- Use a time-tracker to better understand and allocate your time
- Optimize your schedule by finding what time of day works best for each type of task
You need strong analytical skills to determine what clients are looking for, what type of position candidates’ strengths make them well suited for, and puzzle-solving for the best possible match in every scenario.
Additionally, making hiring decisions without consulting your data is not pragmatic in our digital world. You need good data analytics skills to evaluate and interpret critical recruitment data and derive relevant insights to inform your recruitment decisions.
Tech advancements continue to advance changes in the staffing industry, pushing recruitment to a more data-driven future. While you don’t have to be a techie to excel as a recruiter, you should have the basic IT abilities to work with these two types of systems effectively:
Applicant tracking systems (ATS) empower you to source, track, and engage job seekers throughout the recruitment process. An advanced ATS like Tracker gives you extra recruitment and applicant tracking features such as long and shortlisting, skills profiling, and candidate prospecting.

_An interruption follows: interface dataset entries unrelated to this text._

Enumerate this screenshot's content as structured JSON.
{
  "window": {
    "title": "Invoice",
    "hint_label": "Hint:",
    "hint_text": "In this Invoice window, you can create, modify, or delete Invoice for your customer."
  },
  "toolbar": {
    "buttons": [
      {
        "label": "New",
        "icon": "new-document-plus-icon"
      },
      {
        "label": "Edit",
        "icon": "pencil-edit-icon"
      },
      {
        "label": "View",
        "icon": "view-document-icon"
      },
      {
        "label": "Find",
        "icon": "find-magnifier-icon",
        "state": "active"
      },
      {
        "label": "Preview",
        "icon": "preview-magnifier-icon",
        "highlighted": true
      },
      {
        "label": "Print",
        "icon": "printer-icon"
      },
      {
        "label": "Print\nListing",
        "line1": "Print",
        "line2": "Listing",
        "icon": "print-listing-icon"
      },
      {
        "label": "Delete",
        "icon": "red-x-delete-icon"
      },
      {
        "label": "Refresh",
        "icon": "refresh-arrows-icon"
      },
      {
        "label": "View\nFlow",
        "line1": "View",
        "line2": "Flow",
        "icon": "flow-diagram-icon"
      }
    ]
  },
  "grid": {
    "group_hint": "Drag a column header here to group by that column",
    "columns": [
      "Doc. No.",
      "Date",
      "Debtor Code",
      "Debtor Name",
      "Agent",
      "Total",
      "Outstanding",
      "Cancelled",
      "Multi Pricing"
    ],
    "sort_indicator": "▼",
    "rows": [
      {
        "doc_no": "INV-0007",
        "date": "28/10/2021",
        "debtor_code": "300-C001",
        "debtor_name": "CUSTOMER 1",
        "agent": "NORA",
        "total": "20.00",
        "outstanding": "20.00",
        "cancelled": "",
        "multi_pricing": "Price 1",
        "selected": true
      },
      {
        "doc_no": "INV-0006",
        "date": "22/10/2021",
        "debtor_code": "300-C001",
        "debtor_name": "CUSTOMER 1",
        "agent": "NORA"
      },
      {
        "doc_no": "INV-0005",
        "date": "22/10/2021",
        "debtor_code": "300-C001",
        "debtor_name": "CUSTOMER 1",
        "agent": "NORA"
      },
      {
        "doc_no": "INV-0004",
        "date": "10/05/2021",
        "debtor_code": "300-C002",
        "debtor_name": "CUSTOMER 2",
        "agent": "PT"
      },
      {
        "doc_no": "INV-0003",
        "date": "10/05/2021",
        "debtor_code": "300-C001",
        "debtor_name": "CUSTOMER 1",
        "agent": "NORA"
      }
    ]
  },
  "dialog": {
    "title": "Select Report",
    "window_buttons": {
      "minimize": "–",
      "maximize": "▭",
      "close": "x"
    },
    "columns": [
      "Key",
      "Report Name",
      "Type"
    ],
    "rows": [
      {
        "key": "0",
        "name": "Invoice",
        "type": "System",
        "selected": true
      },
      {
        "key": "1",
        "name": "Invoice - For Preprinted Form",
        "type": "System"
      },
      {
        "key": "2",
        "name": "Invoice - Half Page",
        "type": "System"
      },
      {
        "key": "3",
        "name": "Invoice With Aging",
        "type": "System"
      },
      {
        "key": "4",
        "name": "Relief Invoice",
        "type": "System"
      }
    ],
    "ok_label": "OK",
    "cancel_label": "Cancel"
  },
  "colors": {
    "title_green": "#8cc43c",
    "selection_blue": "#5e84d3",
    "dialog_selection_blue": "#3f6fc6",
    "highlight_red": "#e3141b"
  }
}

A candidate relationship management (CRM) system enables you to establish and maintain relationships with candidates throughout the recruitment process. Recruitment CRM is designed to treat and engage job seekers in your database like you would treat your customers. Using a CRM effectively enhances your overall candidate experience and smoothens the hiring process for all parties involved.
Knowledge of Current Hiring Trends
The staffing industry is subject to many shifting technological, economic, and social changes. The Great Resignation of 2021, still ongoing in certain sectors, is a good example.
You must have sufficient knowledge of the imminent and ongoing recruitment trends and challenges to pivot your recruiting strategies as needed. Failing to keep up with current and future hiring trends will negatively affect your ability to remain competitive in the hiring market.
Success in the dynamic staffing industry is tied to your mastery of these fundamental recruitment skills.
By finding ways to hone your interpersonal and soft recruitment skills, you’ll be sure to make a meaningful impact for both clients and candidates, building a vast professional network and relationships that last.
By continuing to develop your hard recruiting skills, you’ll be equipped to keep up with industry changes and adapt to new ways of finding and attracting the best talent.
Guest Author Bio
Corissa Joy Peterson is a Content Writer and Resume Expert at Resume Genius, where she loves equipping others with the tools they need to pursue their dreams. She graduated from the University of Colorado at Boulder with a degree in Philosophy and a certificate in Peace and Conflict Studies.